FENTON, Mo. -- An asthmatic woman who was fighting to eliminate smoking at her DaimlerChrysler assembly line job has been laid off.
Rossie Judd was told Friday she was being laid off and would need to file for unemployment.
Judd, an employee for eight years, has said the fumes at her job already have sent her to the hospital five times this year.
She gave the plant a note from a doctor on July 30. It said that due to her asthma she was unable to work near smoking or paint fumes and she should not wear a mask like the ones worn by workers in the paint department. She was told the plant had no work for her.
"The extent of her medical restrictions were such that we literally couldn't place her anywhere in the plant," said Chrysler spokesman Dan Bodene.
Bodene said the state unemployment and supplementary benefits should amount to about 95 percent of Judd's normal salary. He said he didn't know when Judd could return to work but said the company was working on the smoking issue.
Chrysler, Ford and General Motors representatives are meeting with Pat Lindsey with Tobacco Free Missouri to figure out how auto manufacturing plants around St. Louis can comply with the state's Clean Indoor Air Act. That law says companies may legally designate no more than 30 percent of the workplace for smoking areas.
When Judd made her complaints known, the common practice at the three auto manufacturers' plants in the region of allowing workers to smoke in many areas while on the job was challenged.
The National Labor Relations Board has dismissed Judd's unfair labor practice charge. Judd had complained that Chrysler retaliated against her by sending her to the paint department, the plant's only nonsmoking department. Judd also said the union failed to process her grievance about secondhand smoke.
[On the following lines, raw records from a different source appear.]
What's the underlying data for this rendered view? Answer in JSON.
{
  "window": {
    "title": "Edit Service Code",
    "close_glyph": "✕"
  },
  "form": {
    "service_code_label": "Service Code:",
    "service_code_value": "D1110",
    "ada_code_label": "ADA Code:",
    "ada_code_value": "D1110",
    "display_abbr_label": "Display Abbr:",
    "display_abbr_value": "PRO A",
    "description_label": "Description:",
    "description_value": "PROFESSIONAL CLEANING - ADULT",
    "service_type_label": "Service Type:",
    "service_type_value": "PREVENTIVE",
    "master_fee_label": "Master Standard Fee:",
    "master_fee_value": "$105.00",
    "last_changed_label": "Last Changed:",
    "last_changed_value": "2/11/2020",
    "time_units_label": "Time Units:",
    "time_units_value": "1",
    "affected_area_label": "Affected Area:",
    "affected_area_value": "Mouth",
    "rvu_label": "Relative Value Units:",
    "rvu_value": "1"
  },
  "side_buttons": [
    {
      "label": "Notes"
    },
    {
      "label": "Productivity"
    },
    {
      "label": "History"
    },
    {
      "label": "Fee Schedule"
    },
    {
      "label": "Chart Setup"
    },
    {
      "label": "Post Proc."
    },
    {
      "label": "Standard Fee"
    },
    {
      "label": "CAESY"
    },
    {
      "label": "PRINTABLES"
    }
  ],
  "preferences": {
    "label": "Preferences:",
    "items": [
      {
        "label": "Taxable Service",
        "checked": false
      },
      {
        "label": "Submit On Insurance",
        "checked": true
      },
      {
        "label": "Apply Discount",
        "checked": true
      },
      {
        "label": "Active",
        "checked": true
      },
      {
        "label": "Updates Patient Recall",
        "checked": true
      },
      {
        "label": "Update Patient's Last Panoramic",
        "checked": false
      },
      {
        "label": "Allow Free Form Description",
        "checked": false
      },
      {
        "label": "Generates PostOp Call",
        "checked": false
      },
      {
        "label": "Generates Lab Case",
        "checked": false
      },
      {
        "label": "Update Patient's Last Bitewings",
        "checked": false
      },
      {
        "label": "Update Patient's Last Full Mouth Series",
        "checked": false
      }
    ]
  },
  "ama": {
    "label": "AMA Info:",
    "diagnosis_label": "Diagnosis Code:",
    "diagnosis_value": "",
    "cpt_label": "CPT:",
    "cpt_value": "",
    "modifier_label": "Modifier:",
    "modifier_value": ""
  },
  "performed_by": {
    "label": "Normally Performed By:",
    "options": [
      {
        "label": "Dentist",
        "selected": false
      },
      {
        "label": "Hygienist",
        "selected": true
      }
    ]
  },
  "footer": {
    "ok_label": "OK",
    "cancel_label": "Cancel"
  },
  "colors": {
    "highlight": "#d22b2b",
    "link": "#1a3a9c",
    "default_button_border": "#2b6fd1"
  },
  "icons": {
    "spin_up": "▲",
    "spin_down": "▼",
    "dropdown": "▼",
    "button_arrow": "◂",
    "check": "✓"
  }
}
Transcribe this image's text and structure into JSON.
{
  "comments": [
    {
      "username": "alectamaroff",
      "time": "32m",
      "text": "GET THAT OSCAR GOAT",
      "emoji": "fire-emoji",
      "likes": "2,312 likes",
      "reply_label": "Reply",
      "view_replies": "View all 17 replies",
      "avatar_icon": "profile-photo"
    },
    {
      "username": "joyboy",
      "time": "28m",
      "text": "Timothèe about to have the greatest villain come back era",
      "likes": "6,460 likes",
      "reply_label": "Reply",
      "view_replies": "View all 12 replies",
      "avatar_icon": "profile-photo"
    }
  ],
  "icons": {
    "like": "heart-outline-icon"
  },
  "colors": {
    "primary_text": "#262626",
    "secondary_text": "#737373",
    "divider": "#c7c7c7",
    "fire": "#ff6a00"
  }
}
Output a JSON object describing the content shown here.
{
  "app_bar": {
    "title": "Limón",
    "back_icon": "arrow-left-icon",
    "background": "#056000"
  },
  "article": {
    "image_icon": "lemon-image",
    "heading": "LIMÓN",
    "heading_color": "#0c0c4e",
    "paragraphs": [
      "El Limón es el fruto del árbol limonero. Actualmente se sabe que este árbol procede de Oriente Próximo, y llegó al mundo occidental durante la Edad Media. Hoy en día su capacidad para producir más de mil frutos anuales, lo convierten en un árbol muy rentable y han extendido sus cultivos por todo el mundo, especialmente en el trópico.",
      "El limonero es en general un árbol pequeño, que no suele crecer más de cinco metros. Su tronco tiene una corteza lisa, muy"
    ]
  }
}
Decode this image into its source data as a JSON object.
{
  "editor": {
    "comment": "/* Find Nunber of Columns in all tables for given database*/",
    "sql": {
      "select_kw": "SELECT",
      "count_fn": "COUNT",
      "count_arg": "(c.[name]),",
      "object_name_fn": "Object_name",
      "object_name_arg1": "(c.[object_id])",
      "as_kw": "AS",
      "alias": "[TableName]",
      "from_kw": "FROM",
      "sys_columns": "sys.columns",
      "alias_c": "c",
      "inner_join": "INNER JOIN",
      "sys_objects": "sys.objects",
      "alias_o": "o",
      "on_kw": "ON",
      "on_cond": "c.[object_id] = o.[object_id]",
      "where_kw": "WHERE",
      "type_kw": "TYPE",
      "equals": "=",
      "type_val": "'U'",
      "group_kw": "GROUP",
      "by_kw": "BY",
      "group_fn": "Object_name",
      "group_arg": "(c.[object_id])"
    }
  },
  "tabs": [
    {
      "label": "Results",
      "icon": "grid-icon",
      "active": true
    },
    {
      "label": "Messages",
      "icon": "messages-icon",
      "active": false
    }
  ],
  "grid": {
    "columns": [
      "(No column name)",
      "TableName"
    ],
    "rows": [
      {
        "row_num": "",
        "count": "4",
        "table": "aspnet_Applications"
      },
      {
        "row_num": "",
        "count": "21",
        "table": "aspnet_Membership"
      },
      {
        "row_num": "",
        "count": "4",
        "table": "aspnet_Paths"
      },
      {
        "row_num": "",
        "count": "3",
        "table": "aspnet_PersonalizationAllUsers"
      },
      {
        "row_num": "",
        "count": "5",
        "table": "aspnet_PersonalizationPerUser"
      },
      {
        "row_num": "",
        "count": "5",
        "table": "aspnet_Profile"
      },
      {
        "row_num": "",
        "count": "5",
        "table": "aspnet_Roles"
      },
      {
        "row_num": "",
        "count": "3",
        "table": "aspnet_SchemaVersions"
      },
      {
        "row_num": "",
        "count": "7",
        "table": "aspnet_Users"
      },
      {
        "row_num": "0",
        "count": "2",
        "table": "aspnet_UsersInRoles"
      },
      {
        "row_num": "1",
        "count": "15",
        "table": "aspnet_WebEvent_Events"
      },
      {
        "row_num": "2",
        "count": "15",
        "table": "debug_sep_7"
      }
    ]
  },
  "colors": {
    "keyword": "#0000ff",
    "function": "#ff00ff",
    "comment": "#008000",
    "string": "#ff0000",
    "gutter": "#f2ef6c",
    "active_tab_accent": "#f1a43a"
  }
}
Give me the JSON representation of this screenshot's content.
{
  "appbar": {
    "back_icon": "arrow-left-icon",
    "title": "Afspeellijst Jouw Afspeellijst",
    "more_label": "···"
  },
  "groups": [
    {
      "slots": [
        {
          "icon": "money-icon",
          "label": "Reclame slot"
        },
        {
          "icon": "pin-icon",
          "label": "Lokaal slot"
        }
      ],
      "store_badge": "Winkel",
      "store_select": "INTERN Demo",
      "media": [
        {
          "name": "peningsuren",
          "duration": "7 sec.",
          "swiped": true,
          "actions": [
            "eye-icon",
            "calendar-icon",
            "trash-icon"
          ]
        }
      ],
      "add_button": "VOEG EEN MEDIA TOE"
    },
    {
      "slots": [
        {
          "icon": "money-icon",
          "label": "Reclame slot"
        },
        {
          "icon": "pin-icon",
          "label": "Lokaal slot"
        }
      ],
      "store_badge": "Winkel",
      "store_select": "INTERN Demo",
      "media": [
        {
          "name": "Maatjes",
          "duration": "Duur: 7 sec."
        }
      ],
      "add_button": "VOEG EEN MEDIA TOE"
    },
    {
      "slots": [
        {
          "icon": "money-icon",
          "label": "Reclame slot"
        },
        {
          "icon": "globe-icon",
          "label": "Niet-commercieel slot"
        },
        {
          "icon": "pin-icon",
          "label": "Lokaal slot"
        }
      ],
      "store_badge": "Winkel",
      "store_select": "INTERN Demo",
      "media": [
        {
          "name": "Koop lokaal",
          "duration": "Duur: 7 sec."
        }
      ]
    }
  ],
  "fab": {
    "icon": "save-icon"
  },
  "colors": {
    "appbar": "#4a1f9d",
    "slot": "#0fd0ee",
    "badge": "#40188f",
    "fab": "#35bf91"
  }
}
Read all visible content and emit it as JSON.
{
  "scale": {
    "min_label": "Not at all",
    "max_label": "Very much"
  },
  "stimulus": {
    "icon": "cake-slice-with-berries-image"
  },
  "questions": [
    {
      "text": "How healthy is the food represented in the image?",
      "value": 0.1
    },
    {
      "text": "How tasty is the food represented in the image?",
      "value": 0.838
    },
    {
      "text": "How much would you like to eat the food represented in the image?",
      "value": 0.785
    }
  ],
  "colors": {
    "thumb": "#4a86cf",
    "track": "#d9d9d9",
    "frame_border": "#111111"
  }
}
DaimlerChrysler said earlier this year that it allows smoking in 25 of its 26 U.S. manufacturing plants; the exception is Newark, Del. Delaware enacted a law that required that plant to become smoke-free last November, the company said.